‘Into the Woods’ puts on its final show

Heather Bing

Not all witches are bad, and not all giants are dumb. Fairy tales may be fun stories, or they may be lessons in social responsibility – this is the idea behind the musical “Into the Woods.”

The Kent State cast and crew of the musical ended its week-long production Sunday.

The musical follows several fairytale characters into the woods where they ultimately found out what happens when happily ever after ends.

This was the first musical performed at Kent State by composer Stephen Sondheim. Director and choreographer Terri Kent said the experience was very rewarding.

“The work was outstanding each night,” she said. “There were no train wrecks.”

Kent, associate professor of musical theatre, directs two to four shows a year. He said auditions took place in November, and rehearsals began a few days before spring semester resumed. The musical had a cast of about 70 members who put in four to five hours a day for six days a week up until the week before opening night.

This production had some of the hardest music in musical theatre, Kent said. Unlike other musicals, the melody in “Into the Woods” is not carried in the orchestra. The hardest part for cast members was following the rhythm because the time signature changes within the score.

“It’s hard to hear where each part fits in because each part is one more instrument completing the orchestra,” Kent said. “This is very difficult music, but the students have strong musical sense and great voices. The sound of the students is outstanding.”

Rick Coffey, freshman musical theatre performance major, said the music was one of the reasons he was excited to be in the cast.

“This is one of my favorites,” he said. “Steven Sondheim has a unique way of writing music that is very untraditional.”

Coffey was cast as both Little Red Riding Hood’s wolf and Cinderella’s prince. He said he is usually type-cast as the antagonist, and these were the parts he wanted when he auditioned.

This was Coffey’s second performance at Kent State, and he said the way the cast bonded together was one of his favorite parts about the production.

“We bonded a lot over the last month,” he said. “It’s not often that theatre people can sit around and talk in such a large group.”

Senior theatre studies major Hillary Billups agreed that the cast was fun to work with and that there were no real problems.

“We were all in the same boat,” she said. “We kept saying, ‘What did we get ourselves into?'”

Billups played Cinderella’s mother, Little Red Riding Hood’s grandmother and the voice of the giant. She said compared to other performances she has been in at Kent State, “Into the Woods” required a lot of outside practice because of the complicated music.

Although the cast had fun outside the performance, there was little time for goofing around during practice. Cast members had a lot of quick changes in costume and makeup.

“It was very nerve-racking,” Billups said. “This show is probably the hardest I’ve done. If you saw me on stage with my hand behind my back, I was probably counting the music on my fingers. What the orchestra was playing and what I was singing were totally different.”
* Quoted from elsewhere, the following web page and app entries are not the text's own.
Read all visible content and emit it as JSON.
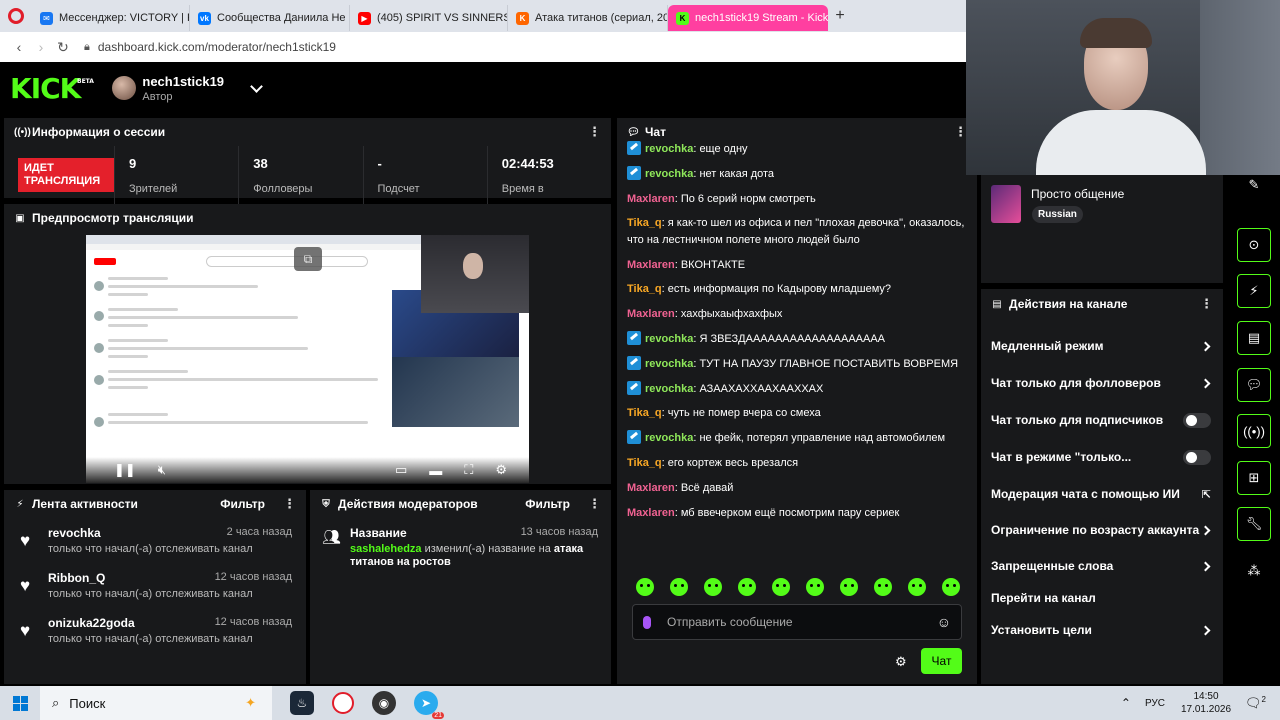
{
  "browser": {
    "tabs": [
      {
        "label": "Мессенджер: VICTORY | Р",
        "icon": "messenger-icon",
        "color": "#1877f2",
        "glyph": "✉"
      },
      {
        "label": "Сообщества Даниила Не",
        "icon": "vk-icon",
        "color": "#0077ff",
        "glyph": "vk"
      },
      {
        "label": "(405) SPIRIT VS SINNERS",
        "icon": "youtube-icon",
        "color": "#ff0000",
        "glyph": "▶"
      },
      {
        "label": "Атака титанов (сериал, 20",
        "icon": "kinopoisk-icon",
        "color": "#f60",
        "glyph": "K"
      },
      {
        "label": "nech1stick19 Stream - Kick",
        "icon": "kick-icon",
        "color": "#53fc18",
        "glyph": "K"
      }
    ],
    "url": "dashboard.kick.com/moderator/nech1stick19"
  },
  "header": {
    "logo": "KICK",
    "logo_badge": "BETA",
    "username": "nech1stick19",
    "role": "Автор"
  },
  "session": {
    "title": "Информация о сессии",
    "live_label": "ИДЕТ ТРАНСЛЯЦИЯ",
    "stats": [
      {
        "value": "9",
        "label": "Зрителей"
      },
      {
        "value": "38",
        "label": "Фолловеры"
      },
      {
        "value": "-",
        "label": "Подсчет"
      },
      {
        "value": "02:44:53",
        "label": "Время в"
      }
    ]
  },
  "preview": {
    "title": "Предпросмотр трансляции"
  },
  "activity": {
    "title": "Лента активности",
    "filter": "Фильтр",
    "items": [
      {
        "user": "revochka",
        "time": "2 часа назад",
        "desc": "только что начал(-а) отслеживать канал"
      },
      {
        "user": "Ribbon_Q",
        "time": "12 часов назад",
        "desc": "только что начал(-а) отслеживать канал"
      },
      {
        "user": "onizuka22goda",
        "time": "12 часов назад",
        "desc": "только что начал(-а) отслеживать канал"
      }
    ]
  },
  "mod_actions": {
    "title": "Действия модераторов",
    "filter": "Фильтр",
    "item": {
      "title": "Название",
      "time": "13 часов назад",
      "user": "sashalehedza",
      "action": "изменил(-а) название на",
      "value": "атака титанов на ростов"
    }
  },
  "chat": {
    "title": "Чат",
    "messages": [
      {
        "user": "revochka",
        "color": "#8fe85a",
        "badge": true,
        "text": "еще одну"
      },
      {
        "user": "revochka",
        "color": "#8fe85a",
        "badge": true,
        "text": "нет какая дота"
      },
      {
        "user": "Maxlaren",
        "color": "#f06292",
        "badge": false,
        "text": "По 6 серий норм смотреть"
      },
      {
        "user": "Tika_q",
        "color": "#f9a825",
        "badge": false,
        "text": "я как-то шел из офиса и пел \"плохая девочка\", оказалось, что на лестничном полете много людей было"
      },
      {
        "user": "Maxlaren",
        "color": "#f06292",
        "badge": false,
        "text": "ВКОНТАКТЕ"
      },
      {
        "user": "Tika_q",
        "color": "#f9a825",
        "badge": false,
        "text": "есть информация по Кадырову младшему?"
      },
      {
        "user": "Maxlaren",
        "color": "#f06292",
        "badge": false,
        "text": "хахфыхаыфхахфых"
      },
      {
        "user": "revochka",
        "color": "#8fe85a",
        "badge": true,
        "text": "Я ЗВЕЗДААААААААААААААААААА"
      },
      {
        "user": "revochka",
        "color": "#8fe85a",
        "badge": true,
        "text": "ТУТ НА ПАУЗУ ГЛАВНОЕ ПОСТАВИТЬ ВОВРЕМЯ"
      },
      {
        "user": "revochka",
        "color": "#8fe85a",
        "badge": true,
        "text": "АЗААХАХХААХААХХАХ"
      },
      {
        "user": "Tika_q",
        "color": "#f9a825",
        "badge": false,
        "text": "чуть не помер вчера со смеха"
      },
      {
        "user": "revochka",
        "color": "#8fe85a",
        "badge": true,
        "text": "не фейк, потерял управление над автомобилем"
      },
      {
        "user": "Tika_q",
        "color": "#f9a825",
        "badge": false,
        "text": "его кортеж весь врезался"
      },
      {
        "user": "Maxlaren",
        "color": "#f06292",
        "badge": false,
        "text": "Всё давай"
      },
      {
        "user": "Maxlaren",
        "color": "#f06292",
        "badge": false,
        "text": "мб ввечерком ещё посмотрим пару сериек"
      }
    ],
    "placeholder": "Отправить сообщение",
    "send_label": "Чат"
  },
  "stream_info": {
    "category": "Просто общение",
    "language": "Russian"
  },
  "channel_actions": {
    "title": "Действия на канале",
    "rows": [
      {
        "label": "Медленный режим",
        "control": "arrow"
      },
      {
        "label": "Чат только для фолловеров",
        "control": "arrow"
      },
      {
        "label": "Чат только для подписчиков",
        "control": "toggle"
      },
      {
        "label": "Чат в режиме \"только...",
        "control": "toggle"
      },
      {
        "label": "Модерация чата с помощью ИИ",
        "control": "external"
      },
      {
        "label": "Ограничение по возрасту аккаунта",
        "control": "arrow"
      },
      {
        "label": "Запрещенные слова",
        "control": "arrow"
      },
      {
        "label": "Перейти на канал",
        "control": "none"
      },
      {
        "label": "Установить цели",
        "control": "arrow"
      }
    ]
  },
  "taskbar": {
    "search": "Поиск",
    "lang": "РУС",
    "time": "14:50",
    "date": "17.01.2026",
    "notifications": "2",
    "telegram_badge": "21"
  }
}
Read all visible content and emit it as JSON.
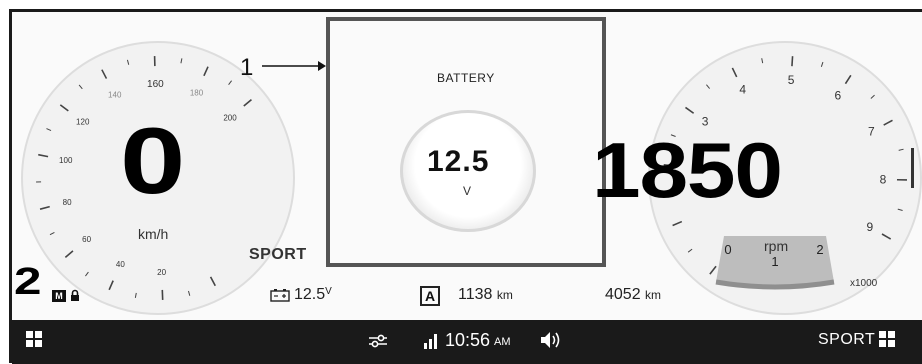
{
  "callout": {
    "number": "1"
  },
  "battery": {
    "title": "BATTERY",
    "value": "12.5",
    "unit": "V"
  },
  "speedometer": {
    "speed": "0",
    "unit": "km/h",
    "ticks": [
      "20",
      "40",
      "60",
      "80",
      "100",
      "120",
      "140",
      "160",
      "180",
      "200"
    ],
    "tick_values": [
      0,
      20,
      40,
      60,
      80,
      100,
      120,
      140,
      160,
      180,
      200
    ]
  },
  "tachometer": {
    "rpm": "1850",
    "unit": "rpm",
    "multiplier": "x1000",
    "ticks": [
      "0",
      "1",
      "2",
      "3",
      "4",
      "5",
      "6",
      "7",
      "8",
      "9"
    ],
    "tick_values": [
      0,
      1,
      2,
      3,
      4,
      5,
      6,
      7,
      8,
      9
    ]
  },
  "drive": {
    "mode": "SPORT",
    "gear": "2",
    "manual_badge": "M"
  },
  "status": {
    "battery_voltage": "12.5",
    "battery_unit": "V",
    "trip_badge": "A",
    "trip_value": "1138",
    "trip_unit": "km",
    "odometer_value": "4052",
    "odometer_unit": "km"
  },
  "bottom_bar": {
    "time": "10:56",
    "ampm": "AM",
    "mode": "SPORT",
    "icons": [
      "menu-grid-icon",
      "settings-sliders-icon",
      "signal-bars-icon",
      "volume-icon",
      "menu-grid-icon"
    ]
  }
}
Billups favorite part of the performance was the costumes. She said director Terri Kent did a modern take on the characters, and it was fun seeing everyone in their costumes for the first time.

The musical’s fantasy element was also different and rare in a musical – especially a college production. She hoped that despite the hard work of the cast, the production appeared effortless.

“I hope we made it look so easy that the audience doesn’t know how hard it was,” she said. “Then we’ll have done our jobs.”

Contact College of Arts and Sciences reporter Heather Bing at [email protected]